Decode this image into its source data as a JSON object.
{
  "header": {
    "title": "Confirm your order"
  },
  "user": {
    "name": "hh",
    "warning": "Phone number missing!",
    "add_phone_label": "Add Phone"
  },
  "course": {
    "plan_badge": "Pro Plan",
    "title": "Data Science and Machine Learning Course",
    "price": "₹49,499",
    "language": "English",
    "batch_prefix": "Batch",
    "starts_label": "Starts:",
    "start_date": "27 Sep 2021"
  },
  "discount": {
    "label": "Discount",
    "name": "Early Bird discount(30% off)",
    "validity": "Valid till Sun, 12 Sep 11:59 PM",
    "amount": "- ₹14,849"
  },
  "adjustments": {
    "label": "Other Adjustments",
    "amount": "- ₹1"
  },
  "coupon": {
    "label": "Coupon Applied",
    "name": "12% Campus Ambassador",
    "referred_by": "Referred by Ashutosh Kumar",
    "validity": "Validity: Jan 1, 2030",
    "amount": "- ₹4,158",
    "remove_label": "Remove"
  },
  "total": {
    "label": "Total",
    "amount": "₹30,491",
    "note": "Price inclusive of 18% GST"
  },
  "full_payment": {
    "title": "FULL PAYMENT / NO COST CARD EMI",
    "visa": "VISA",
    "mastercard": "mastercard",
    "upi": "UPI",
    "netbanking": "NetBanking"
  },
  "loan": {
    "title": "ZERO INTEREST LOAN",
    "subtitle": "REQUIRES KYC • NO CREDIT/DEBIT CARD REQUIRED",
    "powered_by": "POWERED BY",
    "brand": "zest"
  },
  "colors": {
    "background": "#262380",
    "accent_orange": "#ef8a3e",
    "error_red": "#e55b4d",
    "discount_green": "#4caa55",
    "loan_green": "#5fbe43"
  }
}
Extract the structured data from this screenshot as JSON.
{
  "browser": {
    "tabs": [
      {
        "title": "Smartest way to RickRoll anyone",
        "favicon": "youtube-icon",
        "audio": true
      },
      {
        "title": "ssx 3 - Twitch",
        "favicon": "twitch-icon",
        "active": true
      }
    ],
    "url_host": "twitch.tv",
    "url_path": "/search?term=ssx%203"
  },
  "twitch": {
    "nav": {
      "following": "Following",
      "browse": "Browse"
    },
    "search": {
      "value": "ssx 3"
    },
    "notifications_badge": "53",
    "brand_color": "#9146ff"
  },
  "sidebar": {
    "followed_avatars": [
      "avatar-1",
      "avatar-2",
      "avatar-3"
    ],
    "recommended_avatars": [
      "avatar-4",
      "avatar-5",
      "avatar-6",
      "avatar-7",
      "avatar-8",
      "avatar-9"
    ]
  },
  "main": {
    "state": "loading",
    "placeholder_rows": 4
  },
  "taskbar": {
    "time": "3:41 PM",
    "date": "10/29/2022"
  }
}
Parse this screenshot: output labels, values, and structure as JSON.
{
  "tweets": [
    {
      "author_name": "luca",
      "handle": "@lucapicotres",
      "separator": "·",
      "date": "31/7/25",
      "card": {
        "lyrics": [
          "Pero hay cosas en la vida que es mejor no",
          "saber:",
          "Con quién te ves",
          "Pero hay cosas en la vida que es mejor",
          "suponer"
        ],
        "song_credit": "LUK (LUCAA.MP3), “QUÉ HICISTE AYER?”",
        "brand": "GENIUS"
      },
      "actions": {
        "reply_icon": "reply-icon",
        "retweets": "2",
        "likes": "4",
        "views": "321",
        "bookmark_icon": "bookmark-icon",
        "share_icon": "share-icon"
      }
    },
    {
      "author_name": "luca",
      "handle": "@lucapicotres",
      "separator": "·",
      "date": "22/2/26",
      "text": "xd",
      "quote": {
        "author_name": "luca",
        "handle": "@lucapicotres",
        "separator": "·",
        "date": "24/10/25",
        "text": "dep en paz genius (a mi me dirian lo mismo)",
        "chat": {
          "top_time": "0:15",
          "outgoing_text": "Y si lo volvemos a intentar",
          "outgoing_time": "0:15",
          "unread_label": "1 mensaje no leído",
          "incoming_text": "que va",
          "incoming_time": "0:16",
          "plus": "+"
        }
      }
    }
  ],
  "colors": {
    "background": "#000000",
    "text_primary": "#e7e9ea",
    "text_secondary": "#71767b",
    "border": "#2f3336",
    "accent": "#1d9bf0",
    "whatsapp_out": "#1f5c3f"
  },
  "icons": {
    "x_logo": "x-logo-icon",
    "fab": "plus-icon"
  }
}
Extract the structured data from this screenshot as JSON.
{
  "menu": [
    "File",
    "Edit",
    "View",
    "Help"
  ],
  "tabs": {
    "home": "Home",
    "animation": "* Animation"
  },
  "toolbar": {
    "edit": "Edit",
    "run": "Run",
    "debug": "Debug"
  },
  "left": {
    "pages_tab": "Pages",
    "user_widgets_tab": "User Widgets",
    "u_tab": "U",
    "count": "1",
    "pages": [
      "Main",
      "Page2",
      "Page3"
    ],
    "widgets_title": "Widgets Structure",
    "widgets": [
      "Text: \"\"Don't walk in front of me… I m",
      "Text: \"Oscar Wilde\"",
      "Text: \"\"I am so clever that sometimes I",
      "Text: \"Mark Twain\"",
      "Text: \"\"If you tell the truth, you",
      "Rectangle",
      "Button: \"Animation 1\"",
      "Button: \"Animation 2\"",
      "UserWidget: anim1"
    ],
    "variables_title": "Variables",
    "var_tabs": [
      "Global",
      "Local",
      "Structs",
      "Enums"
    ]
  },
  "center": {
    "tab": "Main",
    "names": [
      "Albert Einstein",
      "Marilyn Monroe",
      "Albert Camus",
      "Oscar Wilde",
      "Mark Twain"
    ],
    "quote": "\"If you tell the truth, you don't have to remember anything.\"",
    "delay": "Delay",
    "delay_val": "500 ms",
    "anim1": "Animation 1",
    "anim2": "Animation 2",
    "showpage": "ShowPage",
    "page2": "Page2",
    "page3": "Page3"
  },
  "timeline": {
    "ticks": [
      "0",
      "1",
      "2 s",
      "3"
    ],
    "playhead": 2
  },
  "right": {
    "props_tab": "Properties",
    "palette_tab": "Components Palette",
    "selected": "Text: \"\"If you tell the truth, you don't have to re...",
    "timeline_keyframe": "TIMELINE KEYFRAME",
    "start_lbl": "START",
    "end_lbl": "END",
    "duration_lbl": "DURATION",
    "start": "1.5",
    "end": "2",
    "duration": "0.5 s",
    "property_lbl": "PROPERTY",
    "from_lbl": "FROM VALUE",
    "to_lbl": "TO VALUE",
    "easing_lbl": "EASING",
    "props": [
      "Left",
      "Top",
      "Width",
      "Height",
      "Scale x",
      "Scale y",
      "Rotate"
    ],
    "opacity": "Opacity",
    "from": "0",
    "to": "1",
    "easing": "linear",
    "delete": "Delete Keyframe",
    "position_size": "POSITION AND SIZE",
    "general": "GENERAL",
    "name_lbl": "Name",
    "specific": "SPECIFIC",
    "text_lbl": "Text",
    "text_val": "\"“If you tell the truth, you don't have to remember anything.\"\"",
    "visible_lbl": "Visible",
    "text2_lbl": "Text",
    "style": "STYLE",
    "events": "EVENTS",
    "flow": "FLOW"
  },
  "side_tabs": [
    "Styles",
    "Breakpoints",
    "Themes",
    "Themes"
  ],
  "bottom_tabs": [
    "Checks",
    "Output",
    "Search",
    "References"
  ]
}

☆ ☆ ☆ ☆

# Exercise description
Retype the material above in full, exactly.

# Response to this task
Decode this image into its source data as a JSON object.
{
  "header": {
    "title": "Confirm your order"
  },
  "user": {
    "name": "hh",
    "warning": "Phone number missing!",
    "add_phone_label": "Add Phone"
  },
  "course": {
    "plan_badge": "Pro Plan",
    "title": "Data Science and Machine Learning Course",
    "price": "₹49,499",
    "language": "English",
    "batch_prefix": "Batch",
    "starts_label": "Starts:",
    "start_date": "27 Sep 2021"
  },
  "discount": {
    "label": "Discount",
    "name": "Early Bird discount(30% off)",
    "validity": "Valid till Sun, 12 Sep 11:59 PM",
    "amount": "- ₹14,849"
  },
  "adjustments": {
    "label": "Other Adjustments",
    "amount": "- ₹1"
  },
  "coupon": {
    "label": "Coupon Applied",
    "name": "12% Campus Ambassador",
    "referred_by": "Referred by Ashutosh Kumar",
    "validity": "Validity: Jan 1, 2030",
    "amount": "- ₹4,158",
    "remove_label": "Remove"
  },
  "total": {
    "label": "Total",
    "amount": "₹30,491",
    "note": "Price inclusive of 18% GST"
  },
  "full_payment": {
    "title": "FULL PAYMENT / NO COST CARD EMI",
    "visa": "VISA",
    "mastercard": "mastercard",
    "upi": "UPI",
    "netbanking": "NetBanking"
  },
  "loan": {
    "title": "ZERO INTEREST LOAN",
    "subtitle": "REQUIRES KYC • NO CREDIT/DEBIT CARD REQUIRED",
    "powered_by": "POWERED BY",
    "brand": "zest"
  },
  "colors": {
    "background": "#262380",
    "accent_orange": "#ef8a3e",
    "error_red": "#e55b4d",
    "discount_green": "#4caa55",
    "loan_green": "#5fbe43"
  }
}
Extract the structured data from this screenshot as JSON.
{
  "browser": {
    "tabs": [
      {
        "title": "Smartest way to RickRoll anyone",
        "favicon": "youtube-icon",
        "audio": true
      },
      {
        "title": "ssx 3 - Twitch",
        "favicon": "twitch-icon",
        "active": true
      }
    ],
    "url_host": "twitch.tv",
    "url_path": "/search?term=ssx%203"
  },
  "twitch": {
    "nav": {
      "following": "Following",
      "browse": "Browse"
    },
    "search": {
      "value": "ssx 3"
    },
    "notifications_badge": "53",
    "brand_color": "#9146ff"
  },
  "sidebar": {
    "followed_avatars": [
      "avatar-1",
      "avatar-2",
      "avatar-3"
    ],
    "recommended_avatars": [
      "avatar-4",
      "avatar-5",
      "avatar-6",
      "avatar-7",
      "avatar-8",
      "avatar-9"
    ]
  },
  "main": {
    "state": "loading",
    "placeholder_rows": 4
  },
  "taskbar": {
    "time": "3:41 PM",
    "date": "10/29/2022"
  }
}
Parse this screenshot: output labels, values, and structure as JSON.
{
  "tweets": [
    {
      "author_name": "luca",
      "handle": "@lucapicotres",
      "separator": "·",
      "date": "31/7/25",
      "card": {
        "lyrics": [
          "Pero hay cosas en la vida que es mejor no",
          "saber:",
          "Con quién te ves",
          "Pero hay cosas en la vida que es mejor",
          "suponer"
        ],
        "song_credit": "LUK (LUCAA.MP3), “QUÉ HICISTE AYER?”",
        "brand": "GENIUS"
      },
      "actions": {
        "reply_icon": "reply-icon",
        "retweets": "2",
        "likes": "4",
        "views": "321",
        "bookmark_icon": "bookmark-icon",
        "share_icon": "share-icon"
      }
    },
    {
      "author_name": "luca",
      "handle": "@lucapicotres",
      "separator": "·",
      "date": "22/2/26",
      "text": "xd",
      "quote": {
        "author_name": "luca",
        "handle": "@lucapicotres",
        "separator": "·",
        "date": "24/10/25",
        "text": "dep en paz genius (a mi me dirian lo mismo)",
        "chat": {
          "top_time": "0:15",
          "outgoing_text": "Y si lo volvemos a intentar",
          "outgoing_time": "0:15",
          "unread_label": "1 mensaje no leído",
          "incoming_text": "que va",
          "incoming_time": "0:16",
          "plus": "+"
        }
      }
    }
  ],
  "colors": {
    "background": "#000000",
    "text_primary": "#e7e9ea",
    "text_secondary": "#71767b",
    "border": "#2f3336",
    "accent": "#1d9bf0",
    "whatsapp_out": "#1f5c3f"
  },
  "icons": {
    "x_logo": "x-logo-icon",
    "fab": "plus-icon"
  }
}
Extract the structured data from this screenshot as JSON.
{
  "menu": [
    "File",
    "Edit",
    "View",
    "Help"
  ],
  "tabs": {
    "home": "Home",
    "animation": "* Animation"
  },
  "toolbar": {
    "edit": "Edit",
    "run": "Run",
    "debug": "Debug"
  },
  "left": {
    "pages_tab": "Pages",
    "user_widgets_tab": "User Widgets",
    "u_tab": "U",
    "count": "1",
    "pages": [
      "Main",
      "Page2",
      "Page3"
    ],
    "widgets_title": "Widgets Structure",
    "widgets": [
      "Text: \"\"Don't walk in front of me… I m",
      "Text: \"Oscar Wilde\"",
      "Text: \"\"I am so clever that sometimes I",
      "Text: \"Mark Twain\"",
      "Text: \"\"If you tell the truth, you",
      "Rectangle",
      "Button: \"Animation 1\"",
      "Button: \"Animation 2\"",
      "UserWidget: anim1"
    ],
    "variables_title": "Variables",
    "var_tabs": [
      "Global",
      "Local",
      "Structs",
      "Enums"
    ]
  },
  "center": {
    "tab": "Main",
    "names": [
      "Albert Einstein",
      "Marilyn Monroe",
      "Albert Camus",
      "Oscar Wilde",
      "Mark Twain"
    ],
    "quote": "\"If you tell the truth, you don't have to remember anything.\"",
    "delay": "Delay",
    "delay_val": "500 ms",
    "anim1": "Animation 1",
    "anim2": "Animation 2",
    "showpage": "ShowPage",
    "page2": "Page2",
    "page3": "Page3"
  },
  "timeline": {
    "ticks": [
      "0",
      "1",
      "2 s",
      "3"
    ],
    "playhead": 2
  },
  "right": {
    "props_tab": "Properties",
    "palette_tab": "Components Palette",
    "selected": "Text: \"\"If you tell the truth, you don't have to re...",
    "timeline_keyframe": "TIMELINE KEYFRAME",
    "start_lbl": "START",
    "end_lbl": "END",
    "duration_lbl": "DURATION",
    "start": "1.5",
    "end": "2",
    "duration": "0.5 s",
    "property_lbl": "PROPERTY",
    "from_lbl": "FROM VALUE",
    "to_lbl": "TO VALUE",
    "easing_lbl": "EASING",
    "props": [
      "Left",
      "Top",
      "Width",
      "Height",
      "Scale x",
      "Scale y",
      "Rotate"
    ],
    "opacity": "Opacity",
    "from": "0",
    "to": "1",
    "easing": "linear",
    "delete": "Delete Keyframe",
    "position_size": "POSITION AND SIZE",
    "general": "GENERAL",
    "name_lbl": "Name",
    "specific": "SPECIFIC",
    "text_lbl": "Text",
    "text_val": "\"“If you tell the truth, you don't have to remember anything.\"\"",
    "visible_lbl": "Visible",
    "text2_lbl": "Text",
    "style": "STYLE",
    "events": "EVENTS",
    "flow": "FLOW"
  },
  "side_tabs": [
    "Styles",
    "Breakpoints",
    "Themes",
    "Themes"
  ],
  "bottom_tabs": [
    "Checks",
    "Output",
    "Search",
    "References"
  ]
}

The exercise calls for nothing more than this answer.